Senate Joins House In Publishing Legislative Information In Modern Formats, by Daniel Schuman. Congressional Data Coalition (December 18, 2014).
There’s big news from today’s Legislative Branch Bulk Data Task Force meeting. The United States Senate announced it would begin publishing text and summary information for Senate legislation, going back to the 113th Congress, in bulk XML. It would join the House of Representatives, which already does this. Both chambers also expect to have bill status information available online in XML format as well, but a little later on in the year.
There is more good news, too. Read Daniel’s complete report at the link above.
First off, I’d like to thank GPO (now the Government Publishing Office!) for posting about this Historic Fugitive Document Available through the CGP. I’d like to give a little context and parse out what makes a fugitive document — a document that is within scope of the Federal Depository Library Program (FDLP) but for whatever reason is not distributed by GPO to depository libraries — a fugitive?

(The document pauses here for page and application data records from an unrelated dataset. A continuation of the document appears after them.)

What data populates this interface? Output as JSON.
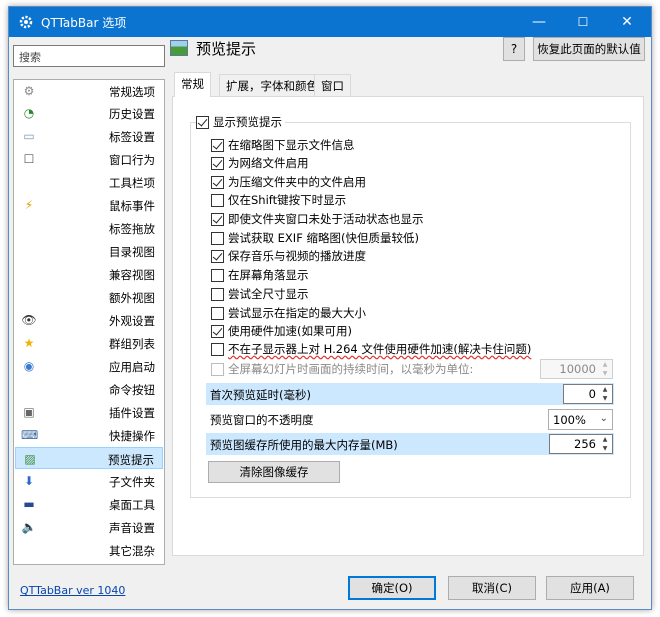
{
  "window": {
    "title": "QTTabBar 选项",
    "controls": {
      "minimize": "—",
      "maximize": "☐",
      "close": "✕"
    }
  },
  "sidebar": {
    "search_placeholder": "搜索",
    "items": [
      {
        "label": "常规选项",
        "icon": "gear-icon",
        "selected": false
      },
      {
        "label": "历史设置",
        "icon": "history-icon",
        "selected": false
      },
      {
        "label": "标签设置",
        "icon": "tab-icon",
        "selected": false
      },
      {
        "label": "窗口行为",
        "icon": "window-icon",
        "selected": false
      },
      {
        "label": "工具栏项",
        "icon": "",
        "selected": false
      },
      {
        "label": "鼠标事件",
        "icon": "lightning-icon",
        "selected": false
      },
      {
        "label": "标签拖放",
        "icon": "",
        "selected": false
      },
      {
        "label": "目录视图",
        "icon": "",
        "selected": false
      },
      {
        "label": "兼容视图",
        "icon": "",
        "selected": false
      },
      {
        "label": "额外视图",
        "icon": "",
        "selected": false
      },
      {
        "label": "外观设置",
        "icon": "eye-icon",
        "selected": false
      },
      {
        "label": "群组列表",
        "icon": "star-icon",
        "selected": false
      },
      {
        "label": "应用启动",
        "icon": "app-launch-icon",
        "selected": false
      },
      {
        "label": "命令按钮",
        "icon": "",
        "selected": false
      },
      {
        "label": "插件设置",
        "icon": "plugin-icon",
        "selected": false
      },
      {
        "label": "快捷操作",
        "icon": "keyboard-icon",
        "selected": false
      },
      {
        "label": "预览提示",
        "icon": "picture-icon",
        "selected": true
      },
      {
        "label": "子文件夹",
        "icon": "down-arrow-icon",
        "selected": false
      },
      {
        "label": "桌面工具",
        "icon": "desktop-icon",
        "selected": false
      },
      {
        "label": "声音设置",
        "icon": "speaker-icon",
        "selected": false
      },
      {
        "label": "其它混杂",
        "icon": "",
        "selected": false
      }
    ]
  },
  "header": {
    "title": "预览提示",
    "help_label": "?",
    "reset_label": "恢复此页面的默认值"
  },
  "tabs": [
    {
      "label": "常规",
      "active": true
    },
    {
      "label": "扩展，字体和颜色",
      "active": false
    },
    {
      "label": "窗口",
      "active": false
    }
  ],
  "group": {
    "label": "显示预览提示",
    "checked": true
  },
  "checkboxes": [
    {
      "label": "在缩略图下显示文件信息",
      "checked": true
    },
    {
      "label": "为网络文件启用",
      "checked": true
    },
    {
      "label": "为压缩文件夹中的文件启用",
      "checked": true
    },
    {
      "label": "仅在Shift键按下时显示",
      "checked": false
    },
    {
      "label": "即使文件夹窗口未处于活动状态也显示",
      "checked": true
    },
    {
      "label": "尝试获取 EXIF 缩略图(快但质量较低)",
      "checked": false
    },
    {
      "label": "保存音乐与视频的播放进度",
      "checked": true
    },
    {
      "label": "在屏幕角落显示",
      "checked": false
    },
    {
      "label": "尝试全尺寸显示",
      "checked": false
    },
    {
      "label": "尝试显示在指定的最大大小",
      "checked": false
    },
    {
      "label": "使用硬件加速(如果可用)",
      "checked": true
    },
    {
      "label": "不在子显示器上对 H.264 文件使用硬件加速(解决卡住问题)",
      "checked": false
    },
    {
      "label": "全屏幕幻灯片时画面的持续时间，以毫秒为单位:",
      "checked": false,
      "disabled": true
    }
  ],
  "settings": {
    "slideshow_ms": "10000",
    "first_delay_label": "首次预览延时(毫秒)",
    "first_delay_value": "0",
    "opacity_label": "预览窗口的不透明度",
    "opacity_value": "100%",
    "cache_label": "预览图缓存所使用的最大内存量(MB)",
    "cache_value": "256",
    "clear_cache_label": "清除图像缓存"
  },
  "footer": {
    "version": "QTTabBar ver 1040",
    "ok": "确定(O)",
    "cancel": "取消(C)",
    "apply": "应用(A)"
  },
  "colors": {
    "titlebar": "#0b74d1",
    "selection": "#cce8ff",
    "link": "#0645ad"
  }
}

Fugitives are a rapidly growing problem as, according to GPO, 97% of all US documents are now born-digital, and most federal agencies are now publishing born-digital documents on their own .gov sites, thus cutting GPO out of the publishing process — and eroding the national bibliography that is the Catalog of Government Publications (CGP) (BTW, my colleague Jim Jacobs (yes there are two of us!) and I will be giving a “Help! I’m an Accidental Government Information Librarian” webinar on fugitives next month so stay tuned for the announcement!).
In the case of the 1991 “Report on Semiconductors, Fiber Optics, Superconducting Materials, and Advanced Manufacturing”, an emeritus professor gifted this document to my colleague Stella Ota, our physics and astronomy bibliographer, who passed it along to me. I thought for sure we’d have this stand-alone or in the [United States Congressional Serial Set], the long-standing official collection of Congressional reports and documents near and dear to many govt information librarians’ hearts — and if you’re particularly nerdy, there’s a great book recently published about the Serial Set by Andrea Sevetson and Mary Lou Cumberpatch!

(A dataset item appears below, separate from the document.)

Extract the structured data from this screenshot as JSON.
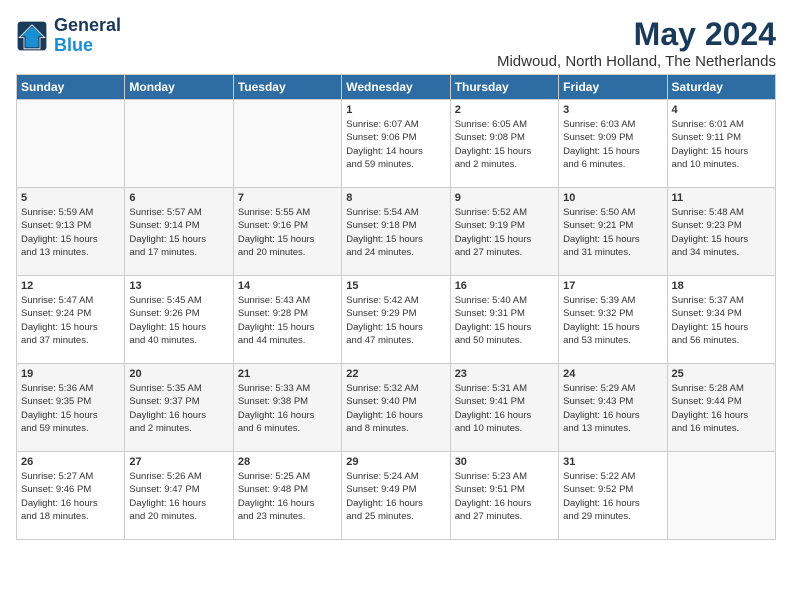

But the more I looked, the less I found. It was announced as transmitted to Congress in the Congressional Record (137 Cong Rec S 4449) and in the Public Papers of the President. But it didn’t show up in the Serial Set or in my wider net of the CGP, FDsys, or Monthly Catalog (another gem, the precursor to the CGP published since 1895). It shows up as a stub in Google Books, but nothing in Hathitrust. No libraries are listed in the WorldCat record. It simply hadn’t been published, though it was announced that it had. (pro tip: don’t always believe the Congressional Record when they say something has been published, check all the sources to make sure!).

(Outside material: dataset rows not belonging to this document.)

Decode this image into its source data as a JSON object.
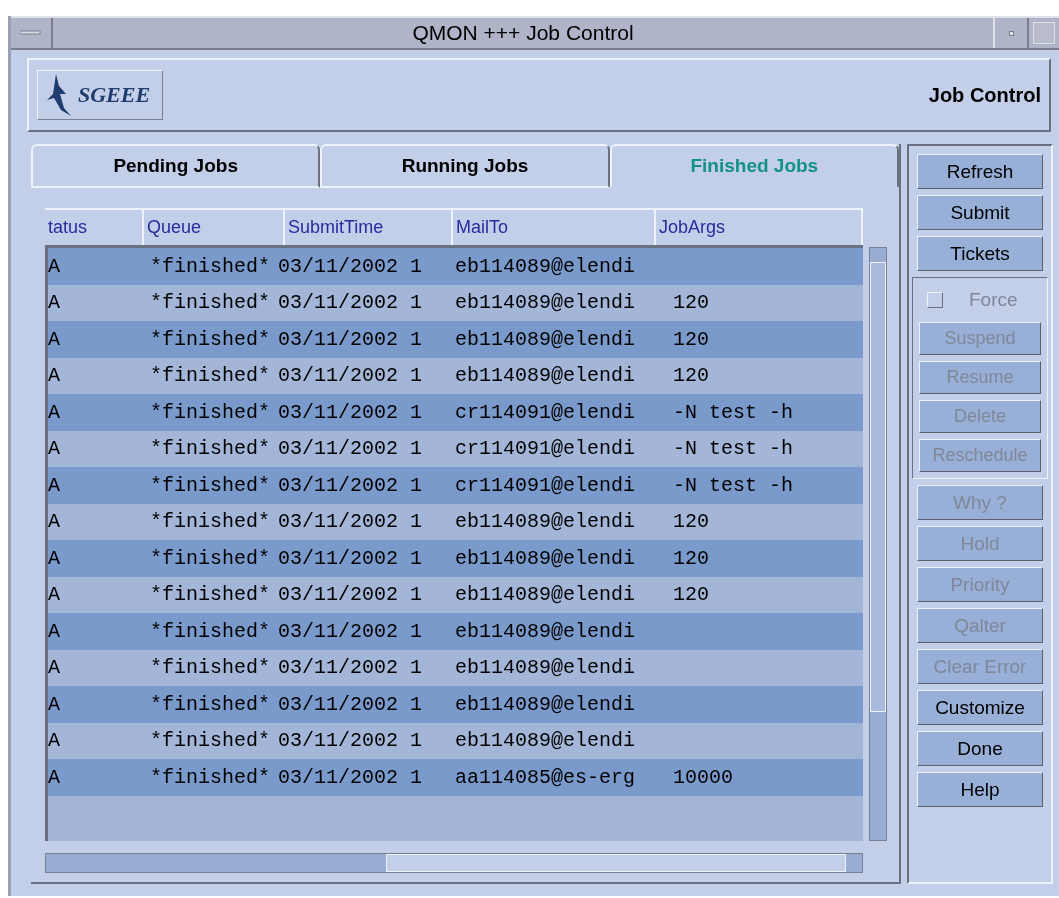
{
  "window": {
    "title": "QMON +++ Job Control"
  },
  "header": {
    "logo_text": "SGEEE",
    "title": "Job Control"
  },
  "tabs": [
    {
      "label": "Pending Jobs",
      "selected": false
    },
    {
      "label": "Running Jobs",
      "selected": false
    },
    {
      "label": "Finished Jobs",
      "selected": true
    }
  ],
  "table": {
    "columns": [
      "tatus",
      "Queue",
      "SubmitTime",
      "MailTo",
      "JobArgs"
    ],
    "rows": [
      {
        "status": "A",
        "queue": "*finished*",
        "submit_time": "03/11/2002 1",
        "mail_to": "eb114089@elendi"
      },
      {
        "status": "A",
        "queue": "*finished*",
        "submit_time": "03/11/2002 1",
        "mail_to": "eb114089@elendi",
        "job_args": "120"
      },
      {
        "status": "A",
        "queue": "*finished*",
        "submit_time": "03/11/2002 1",
        "mail_to": "eb114089@elendi",
        "job_args": "120"
      },
      {
        "status": "A",
        "queue": "*finished*",
        "submit_time": "03/11/2002 1",
        "mail_to": "eb114089@elendi",
        "job_args": "120"
      },
      {
        "status": "A",
        "queue": "*finished*",
        "submit_time": "03/11/2002 1",
        "mail_to": "cr114091@elendi",
        "job_args": "-N test -h"
      },
      {
        "status": "A",
        "queue": "*finished*",
        "submit_time": "03/11/2002 1",
        "mail_to": "cr114091@elendi",
        "job_args": "-N test -h"
      },
      {
        "status": "A",
        "queue": "*finished*",
        "submit_time": "03/11/2002 1",
        "mail_to": "cr114091@elendi",
        "job_args": "-N test -h"
      },
      {
        "status": "A",
        "queue": "*finished*",
        "submit_time": "03/11/2002 1",
        "mail_to": "eb114089@elendi",
        "job_args": "120"
      },
      {
        "status": "A",
        "queue": "*finished*",
        "submit_time": "03/11/2002 1",
        "mail_to": "eb114089@elendi",
        "job_args": "120"
      },
      {
        "status": "A",
        "queue": "*finished*",
        "submit_time": "03/11/2002 1",
        "mail_to": "eb114089@elendi",
        "job_args": "120"
      },
      {
        "status": "A",
        "queue": "*finished*",
        "submit_time": "03/11/2002 1",
        "mail_to": "eb114089@elendi"
      },
      {
        "status": "A",
        "queue": "*finished*",
        "submit_time": "03/11/2002 1",
        "mail_to": "eb114089@elendi"
      },
      {
        "status": "A",
        "queue": "*finished*",
        "submit_time": "03/11/2002 1",
        "mail_to": "eb114089@elendi"
      },
      {
        "status": "A",
        "queue": "*finished*",
        "submit_time": "03/11/2002 1",
        "mail_to": "eb114089@elendi"
      },
      {
        "status": "A",
        "queue": "*finished*",
        "submit_time": "03/11/2002 1",
        "mail_to": "aa114085@es-erg",
        "job_args": "10000"
      }
    ]
  },
  "sidebar": {
    "items": [
      {
        "kind": "button",
        "label": "Refresh",
        "disabled": false
      },
      {
        "kind": "button",
        "label": "Submit",
        "disabled": false
      },
      {
        "kind": "button",
        "label": "Tickets",
        "disabled": false
      },
      {
        "kind": "group",
        "children": [
          {
            "kind": "checkbox",
            "label": "Force",
            "checked": false,
            "disabled": true
          },
          {
            "kind": "button",
            "label": "Suspend",
            "disabled": true
          },
          {
            "kind": "button",
            "label": "Resume",
            "disabled": true
          },
          {
            "kind": "button",
            "label": "Delete",
            "disabled": true
          },
          {
            "kind": "button",
            "label": "Reschedule",
            "disabled": true
          }
        ]
      },
      {
        "kind": "button",
        "label": "Why ?",
        "disabled": true
      },
      {
        "kind": "button",
        "label": "Hold",
        "disabled": true
      },
      {
        "kind": "button",
        "label": "Priority",
        "disabled": true
      },
      {
        "kind": "button",
        "label": "Qalter",
        "disabled": true
      },
      {
        "kind": "button",
        "label": "Clear Error",
        "disabled": true
      },
      {
        "kind": "button",
        "label": "Customize",
        "disabled": false
      },
      {
        "kind": "button",
        "label": "Done",
        "disabled": false
      },
      {
        "kind": "button",
        "label": "Help",
        "disabled": false
      }
    ]
  }
}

I don’t know how this Stanford emeritus professor came to have the document in his possession, but it had clearly fallen through the FDLP cracks. Thanks to Astrid Smith, one of our fine staff that work in the Stanford Library digitization lab in Digital Library Systems and Services (DLSS), it was quickly and expertly digitized, OCR’d, and stored in our Stanford Digital Repository, and also made physically available in the library.
So there you have it, a day in the life of 1 fugitive US publication.
Historic Fugitive Document Available through the CGP
Last Updated: December 18 2014
Published: December 18 2014
The 1991 report prepared by the Technology Administration, U.S. Department of Commerce, “Report of the President to the Congress on Federal Policies, Budgets, and Technical Activities in Semiconductors, Fiber Optics, Superconducting Materials & Advanced Manufacturing,” is now available through GPO’s Catalog of U.S. Government Publications.OCLC Number: 898189404 CGP System Number: 000938821 SuDoc Class: C 1.202:SE 5 Item Number: 0129-B (EL) PURL: http://purl.fdlp.gov/GPO/gpo53991
GPO thanks James Jacobs and the staff at Stanford University for collaborating with GPO to provide the public with access to this historic fugitive document.